We would first read the lyrics without listening to the music and look for the same poetic devices we would look for in any other poem.  I gave each student their own copy of the lyrics so they could track their thinking as we went. We would discuss the meaning of the lyrics, point out specific vocabulary words, discuss powerful lines or stanzas, and look for a theme. I usually had some questions or specific things I wanted the students to notice in the text, but those mainly served as conversation starters. It always interested me to see what meaning the students derived from reading the lyrics without the music, especially when it was a popular song they knew the words to but hadn't given much thought to the actual message or meaning. We would then listen to the song and discuss how the music influenced the mood of the piece. I would not allow anyone to sing along with the song while we listened the first time. I wanted the students to really focus on the pace and tone of the music and pay close attention to the words. After some additional discussion and/or clarification, we would listen to the song a second time and I would allow the kids to sing along quietly if they knew the words. The whole process took no more than fifteen minutes.

Below is a list of some of the songs I used. We didn't do a song every week and I didn't save all of them (boo), but I'm sharing the ones that I have. Just click on the title to download the lyrics. They are PDFs and will have my questions on them, but you can at least get an idea of how I used them with my students.

"You'll Be in My Heart" - Phil Collins (Disney's The Jungle Book)
"Wide Awake" - Katy Perry
"When I Was Your Man" - Bruno Mars
"Stand" - Rascal Flatts
"Skin" - Rascal Flatts
"Let it Go" - Disney's Frozen
"Lean On Me" - Glee cast
"I've Got a Dream"- Disney's Tangled
"I'll Make a Man Out of You"- Disney's Mulan
"Concrete Angel"- Martina McBride
"Colors of the Wind" - Disney's Pocahontas

Toward the end of the year I realized what an absolute gold mine Disney songs are! They have great vocabulary and valuable themes and a vast majority of the kids knew them.

Depending on availability and time we would also watch the music video for the song. Doing so allowed my students to further grasp the meaning of a song and provided additional evidence to support the overall message.

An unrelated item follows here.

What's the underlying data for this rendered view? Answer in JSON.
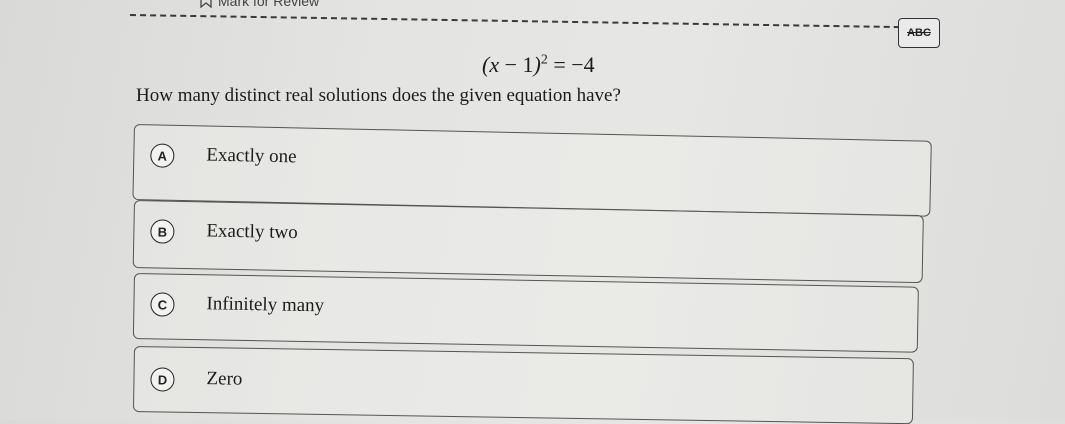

My students loved Tunes on Tuesday and it was a wonderful way for me to sneak in some additional practice of our reading skills in a unique and engaging way. I also loved the flexibility of it. I could focus more on vocabulary or word study skills or go deeper and discuss skills like tone and theme. And of course, I LOVE to sing and so did most of my students, so it was always fun to sing along with them that second time around! It is definitely something I am going to tweak and improve and continue to use in the future.

Several other bloggers have shared their ideas for this strategy on Nick's Tunes Tuesday Linky Page so be sure to check that out!!

Hope you are enjoying your summer!!